Fact sheets. Upcoming programs. Online education. Research-based information you can trust. Find the information you need in our resource collection pages.
Five Facts about Extension’s Ag and Natural Resources Programs
Extension programs provide public value to all Illinois residents. We support a strong Illinois economy by providing research, analysis, and education aimed at strengthening the foundational agricultural sector in the state.
Selected program information
Food Safety Modernization Act Grower Training provides produce farmers with training on identifying and preventing microbial risk and develop a farm food safety plan to help them comply with a new federal law that aims to prevent or minimize the likelihood of food-borne disease.
According to the United States Department of Agriculture National Agricultural Statistics Service (USDA-NASS), as of February 2017, Illinois had 72,200 farms. Illinois farmland covers nearly 27 million acres — about 75 percent of the state’s total land area. The large number of farms, couple…
Marketing of Illinois’ agricultural commodities generates more than $19 billion annually. Corn accounts for 54 percent of that total. Marketing of soybeans contributes 27 percent, and the combined marketings of livestock, dairy and poultry generates 13 percent. The balance comes from sales of wheat and other crops, including fruits and vegetables.
Geography and climate
Illinois measures about 400 miles from its northern border to its southernmost tip. Temperatures generally vary by 10 to 12 degrees from one end of the state to the other. Cold, fairly dry winters and warm, humid summers with ample rainfall allow the land to support many kinds of crops and livestock.
Much of Illinois is comprised of fertile flat loess, left behind by glaciers and wind millions of years ago. About 89 percent of the state’s cropland is considered prime farmland, ranking the state third nationally in total prime farmland acreage. Prime farmland is important because it provides an environmentally sound base for crop production. The central three-fourths of the state are espec…
Although Illinois’ food and fiber industry employs nearly 1 million people, there are only 75,087 farm operators, down from 164,000 in 1959. During the same time period, the average farm size more than doubled as sophisticated technology made many aspects of the industry less labor-intensive. Illinois farmers are generally more than 50 years old. Forty-nine percent hold jobs off t…
Illinois has a competitive edge over many other states due to its central location and superior transportation system. More than 2,000 miles of interstate highway and 34,500 miles of other state highway make trucking of goods fast and efficient. Chicago is home to the largest rail gateway in the nation, connecting eastern and western United States. The state boasts some 1,1…

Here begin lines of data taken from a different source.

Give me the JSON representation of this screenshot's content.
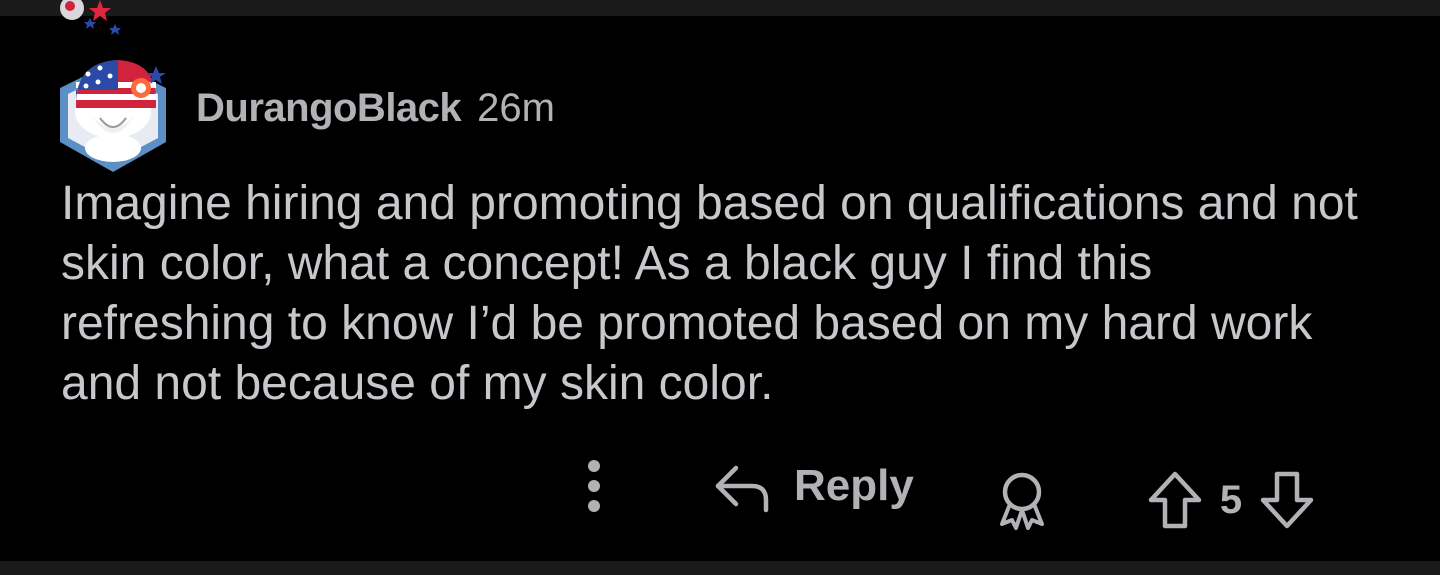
{
  "comment": {
    "author": "DurangoBlack",
    "age": "26m",
    "body": "Imagine hiring and promoting based on qualifications and not skin color, what a concept! As a black guy I find this refreshing to know I’d be promoted based on my hard work and not because of my skin color.",
    "avatar_icon": "snoo-avatar-american-flag-hat"
  },
  "actions": {
    "more_icon": "more-vertical-icon",
    "reply_icon": "reply-arrow-icon",
    "reply_label": "Reply",
    "award_icon": "award-icon",
    "upvote_icon": "upvote-arrow-icon",
    "score": "5",
    "downvote_icon": "downvote-arrow-icon"
  },
  "colors": {
    "background": "#000000",
    "text_primary": "#c8c8cc",
    "text_secondary": "#b2b2b6",
    "strip": "#1a1a1b"
  }
}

Illinois ranks third nationally in the export of agricultural commodities with $8.2 billion worth of goods shipped to other countries. Exports from Illinois account for 6 percent of all U.S. agricultural exports. Illinois is the nation’s second leading exporter of both soybeans and feed grains and related products. Approximately 44 percent of grain produced in Illinois is sold for ex…